What you will do.
Starting at the line with "Serialize everything readable", set down each line of the entries below through the last one, exactly as it stands.

----

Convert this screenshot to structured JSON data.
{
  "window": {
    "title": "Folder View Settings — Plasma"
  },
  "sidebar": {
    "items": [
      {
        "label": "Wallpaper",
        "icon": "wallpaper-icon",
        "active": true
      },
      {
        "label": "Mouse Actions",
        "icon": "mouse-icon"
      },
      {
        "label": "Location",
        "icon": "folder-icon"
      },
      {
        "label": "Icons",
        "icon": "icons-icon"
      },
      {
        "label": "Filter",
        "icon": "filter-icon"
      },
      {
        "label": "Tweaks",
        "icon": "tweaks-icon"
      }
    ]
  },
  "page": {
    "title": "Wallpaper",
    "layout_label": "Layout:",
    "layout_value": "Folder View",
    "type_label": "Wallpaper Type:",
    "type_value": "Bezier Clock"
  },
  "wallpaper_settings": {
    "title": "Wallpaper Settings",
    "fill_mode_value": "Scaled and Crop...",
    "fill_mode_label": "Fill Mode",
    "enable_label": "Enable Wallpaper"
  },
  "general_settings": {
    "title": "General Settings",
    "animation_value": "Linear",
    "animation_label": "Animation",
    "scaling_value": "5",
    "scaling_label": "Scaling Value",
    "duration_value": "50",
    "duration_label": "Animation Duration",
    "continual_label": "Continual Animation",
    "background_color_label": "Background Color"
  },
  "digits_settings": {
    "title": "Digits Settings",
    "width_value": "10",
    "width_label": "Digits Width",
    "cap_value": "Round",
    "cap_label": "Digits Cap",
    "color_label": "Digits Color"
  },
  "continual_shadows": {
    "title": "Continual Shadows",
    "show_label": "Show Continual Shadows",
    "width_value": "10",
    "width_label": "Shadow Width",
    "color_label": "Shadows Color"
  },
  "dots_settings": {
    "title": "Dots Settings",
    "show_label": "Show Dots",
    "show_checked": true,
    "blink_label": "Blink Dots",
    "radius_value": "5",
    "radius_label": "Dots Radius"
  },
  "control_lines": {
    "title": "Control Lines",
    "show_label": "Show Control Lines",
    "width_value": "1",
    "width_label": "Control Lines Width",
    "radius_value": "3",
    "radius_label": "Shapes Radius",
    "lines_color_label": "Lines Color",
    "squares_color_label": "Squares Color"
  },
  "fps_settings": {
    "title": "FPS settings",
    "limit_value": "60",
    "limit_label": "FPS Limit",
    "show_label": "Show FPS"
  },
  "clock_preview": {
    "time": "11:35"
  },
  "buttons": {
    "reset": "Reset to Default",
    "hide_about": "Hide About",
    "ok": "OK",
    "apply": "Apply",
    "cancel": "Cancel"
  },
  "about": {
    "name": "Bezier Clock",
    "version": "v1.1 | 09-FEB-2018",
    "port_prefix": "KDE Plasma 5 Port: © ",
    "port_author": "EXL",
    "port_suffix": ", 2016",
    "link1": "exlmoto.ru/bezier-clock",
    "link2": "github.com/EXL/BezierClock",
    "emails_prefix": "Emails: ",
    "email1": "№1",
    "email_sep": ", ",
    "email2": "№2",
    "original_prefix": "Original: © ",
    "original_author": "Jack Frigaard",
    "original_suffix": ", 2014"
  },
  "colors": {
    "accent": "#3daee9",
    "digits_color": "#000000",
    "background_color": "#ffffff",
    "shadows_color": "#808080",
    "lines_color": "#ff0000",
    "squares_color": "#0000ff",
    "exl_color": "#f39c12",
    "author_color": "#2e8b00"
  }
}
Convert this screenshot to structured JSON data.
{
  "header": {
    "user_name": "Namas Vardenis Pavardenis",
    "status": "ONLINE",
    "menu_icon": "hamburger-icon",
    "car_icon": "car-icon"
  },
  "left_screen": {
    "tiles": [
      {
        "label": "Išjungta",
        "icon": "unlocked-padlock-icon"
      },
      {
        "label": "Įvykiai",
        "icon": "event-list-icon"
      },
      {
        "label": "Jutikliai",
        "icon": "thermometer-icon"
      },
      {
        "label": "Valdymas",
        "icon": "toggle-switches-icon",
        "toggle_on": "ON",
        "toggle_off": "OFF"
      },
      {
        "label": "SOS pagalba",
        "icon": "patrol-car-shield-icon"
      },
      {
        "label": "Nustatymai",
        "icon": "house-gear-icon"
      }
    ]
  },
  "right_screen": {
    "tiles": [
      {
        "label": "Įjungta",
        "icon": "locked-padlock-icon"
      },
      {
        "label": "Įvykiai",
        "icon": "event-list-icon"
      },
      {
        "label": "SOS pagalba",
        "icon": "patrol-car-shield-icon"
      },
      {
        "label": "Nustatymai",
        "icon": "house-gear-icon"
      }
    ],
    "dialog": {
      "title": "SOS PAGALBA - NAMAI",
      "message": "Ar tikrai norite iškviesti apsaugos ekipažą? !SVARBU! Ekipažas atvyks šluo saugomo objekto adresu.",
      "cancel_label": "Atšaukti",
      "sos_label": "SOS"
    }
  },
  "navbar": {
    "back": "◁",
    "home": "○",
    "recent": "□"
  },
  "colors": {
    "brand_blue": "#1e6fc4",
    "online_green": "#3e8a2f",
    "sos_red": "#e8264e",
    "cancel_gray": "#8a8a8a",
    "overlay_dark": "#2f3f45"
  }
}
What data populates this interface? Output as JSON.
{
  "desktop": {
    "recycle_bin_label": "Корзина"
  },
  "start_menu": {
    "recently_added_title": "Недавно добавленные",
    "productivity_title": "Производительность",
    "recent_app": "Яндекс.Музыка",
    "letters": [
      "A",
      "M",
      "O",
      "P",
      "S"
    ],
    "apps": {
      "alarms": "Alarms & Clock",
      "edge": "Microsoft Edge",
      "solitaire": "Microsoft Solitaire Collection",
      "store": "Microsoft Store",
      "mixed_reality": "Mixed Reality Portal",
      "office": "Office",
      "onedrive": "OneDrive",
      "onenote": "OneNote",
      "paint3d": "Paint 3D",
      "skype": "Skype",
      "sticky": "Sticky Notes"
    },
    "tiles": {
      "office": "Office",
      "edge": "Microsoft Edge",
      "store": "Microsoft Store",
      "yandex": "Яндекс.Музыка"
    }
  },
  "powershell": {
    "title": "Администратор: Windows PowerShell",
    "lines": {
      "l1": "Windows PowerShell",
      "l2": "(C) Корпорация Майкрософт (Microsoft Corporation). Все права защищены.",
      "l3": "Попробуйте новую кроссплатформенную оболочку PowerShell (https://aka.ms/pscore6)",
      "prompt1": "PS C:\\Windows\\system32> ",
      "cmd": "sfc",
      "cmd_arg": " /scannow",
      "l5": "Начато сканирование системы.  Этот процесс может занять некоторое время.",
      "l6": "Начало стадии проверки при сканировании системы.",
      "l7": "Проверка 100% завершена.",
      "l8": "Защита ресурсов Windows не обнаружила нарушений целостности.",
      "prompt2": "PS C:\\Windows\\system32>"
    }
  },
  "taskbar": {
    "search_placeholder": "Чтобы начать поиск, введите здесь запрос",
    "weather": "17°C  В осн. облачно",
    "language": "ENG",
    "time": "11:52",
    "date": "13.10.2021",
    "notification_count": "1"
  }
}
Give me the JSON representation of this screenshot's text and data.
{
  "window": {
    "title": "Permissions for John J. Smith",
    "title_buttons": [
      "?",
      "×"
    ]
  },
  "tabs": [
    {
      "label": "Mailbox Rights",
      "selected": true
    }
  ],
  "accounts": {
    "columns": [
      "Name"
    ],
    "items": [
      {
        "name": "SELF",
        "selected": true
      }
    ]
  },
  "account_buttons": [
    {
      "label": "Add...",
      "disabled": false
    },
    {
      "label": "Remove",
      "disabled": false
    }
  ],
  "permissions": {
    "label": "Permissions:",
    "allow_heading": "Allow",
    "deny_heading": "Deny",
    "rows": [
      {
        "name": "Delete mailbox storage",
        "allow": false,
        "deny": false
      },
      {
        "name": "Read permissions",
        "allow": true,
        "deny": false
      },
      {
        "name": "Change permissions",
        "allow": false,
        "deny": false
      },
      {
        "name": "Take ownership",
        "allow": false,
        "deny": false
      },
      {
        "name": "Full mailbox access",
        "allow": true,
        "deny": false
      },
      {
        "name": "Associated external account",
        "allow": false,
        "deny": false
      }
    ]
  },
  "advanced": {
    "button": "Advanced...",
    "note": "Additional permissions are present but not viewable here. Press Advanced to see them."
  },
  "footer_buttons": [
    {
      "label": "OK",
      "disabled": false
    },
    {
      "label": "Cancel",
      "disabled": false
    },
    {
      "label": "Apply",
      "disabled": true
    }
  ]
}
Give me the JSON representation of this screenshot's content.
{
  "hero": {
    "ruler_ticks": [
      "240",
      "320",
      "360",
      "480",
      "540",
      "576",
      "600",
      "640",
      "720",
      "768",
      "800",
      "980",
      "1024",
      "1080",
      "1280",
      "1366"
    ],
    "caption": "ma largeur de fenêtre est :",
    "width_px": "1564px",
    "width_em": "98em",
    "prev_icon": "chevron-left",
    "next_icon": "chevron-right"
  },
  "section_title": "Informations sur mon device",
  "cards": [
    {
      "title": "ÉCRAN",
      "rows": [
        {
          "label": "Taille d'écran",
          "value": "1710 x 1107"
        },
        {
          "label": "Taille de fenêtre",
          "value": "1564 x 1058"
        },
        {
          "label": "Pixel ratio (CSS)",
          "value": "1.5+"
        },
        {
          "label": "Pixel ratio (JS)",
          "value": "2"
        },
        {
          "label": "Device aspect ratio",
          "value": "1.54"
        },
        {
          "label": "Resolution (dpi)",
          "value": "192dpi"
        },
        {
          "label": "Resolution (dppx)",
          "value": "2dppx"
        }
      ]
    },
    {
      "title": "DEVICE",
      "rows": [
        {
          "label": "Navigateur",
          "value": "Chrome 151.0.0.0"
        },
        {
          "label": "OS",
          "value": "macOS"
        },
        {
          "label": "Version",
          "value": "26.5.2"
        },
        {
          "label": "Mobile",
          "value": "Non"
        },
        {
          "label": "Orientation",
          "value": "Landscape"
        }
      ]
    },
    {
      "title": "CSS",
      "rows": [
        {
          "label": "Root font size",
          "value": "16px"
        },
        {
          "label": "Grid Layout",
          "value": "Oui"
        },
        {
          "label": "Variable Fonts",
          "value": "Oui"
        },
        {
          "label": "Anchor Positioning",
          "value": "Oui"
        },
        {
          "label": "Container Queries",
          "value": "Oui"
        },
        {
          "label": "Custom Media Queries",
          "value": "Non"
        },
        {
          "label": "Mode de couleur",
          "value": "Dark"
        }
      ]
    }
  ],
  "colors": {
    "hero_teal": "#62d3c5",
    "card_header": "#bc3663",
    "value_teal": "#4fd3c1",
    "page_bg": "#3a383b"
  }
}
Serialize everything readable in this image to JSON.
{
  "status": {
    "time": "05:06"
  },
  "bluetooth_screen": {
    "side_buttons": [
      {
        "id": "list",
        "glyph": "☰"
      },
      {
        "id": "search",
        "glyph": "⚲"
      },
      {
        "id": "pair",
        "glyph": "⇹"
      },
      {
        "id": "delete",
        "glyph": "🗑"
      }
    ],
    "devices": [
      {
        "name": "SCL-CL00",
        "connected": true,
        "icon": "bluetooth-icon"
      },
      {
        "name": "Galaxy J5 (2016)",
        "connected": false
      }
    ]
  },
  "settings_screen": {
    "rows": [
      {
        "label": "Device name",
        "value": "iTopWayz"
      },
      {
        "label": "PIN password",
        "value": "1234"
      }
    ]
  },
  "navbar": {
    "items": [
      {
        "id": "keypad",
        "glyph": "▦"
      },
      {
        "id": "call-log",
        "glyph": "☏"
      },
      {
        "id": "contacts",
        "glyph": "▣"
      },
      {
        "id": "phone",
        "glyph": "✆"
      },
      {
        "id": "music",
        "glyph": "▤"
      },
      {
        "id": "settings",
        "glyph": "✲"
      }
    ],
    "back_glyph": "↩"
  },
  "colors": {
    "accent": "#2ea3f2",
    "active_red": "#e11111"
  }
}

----

Output.
Serialize everything readable in this image to JSON.
{
  "status": {
    "time": "05:06"
  },
  "bluetooth_screen": {
    "side_buttons": [
      {
        "id": "list",
        "glyph": "☰"
      },
      {
        "id": "search",
        "glyph": "⚲"
      },
      {
        "id": "pair",
        "glyph": "⇹"
      },
      {
        "id": "delete",
        "glyph": "🗑"
      }
    ],
    "devices": [
      {
        "name": "SCL-CL00",
        "connected": true,
        "icon": "bluetooth-icon"
      },
      {
        "name": "Galaxy J5 (2016)",
        "connected": false
      }
    ]
  },
  "settings_screen": {
    "rows": [
      {
        "label": "Device name",
        "value": "iTopWayz"
      },
      {
        "label": "PIN password",
        "value": "1234"
      }
    ]
  },
  "navbar": {
    "items": [
      {
        "id": "keypad",
        "glyph": "▦"
      },
      {
        "id": "call-log",
        "glyph": "☏"
      },
      {
        "id": "contacts",
        "glyph": "▣"
      },
      {
        "id": "phone",
        "glyph": "✆"
      },
      {
        "id": "music",
        "glyph": "▤"
      },
      {
        "id": "settings",
        "glyph": "✲"
      }
    ],
    "back_glyph": "↩"
  },
  "colors": {
    "accent": "#2ea3f2",
    "active_red": "#e11111"
  }
}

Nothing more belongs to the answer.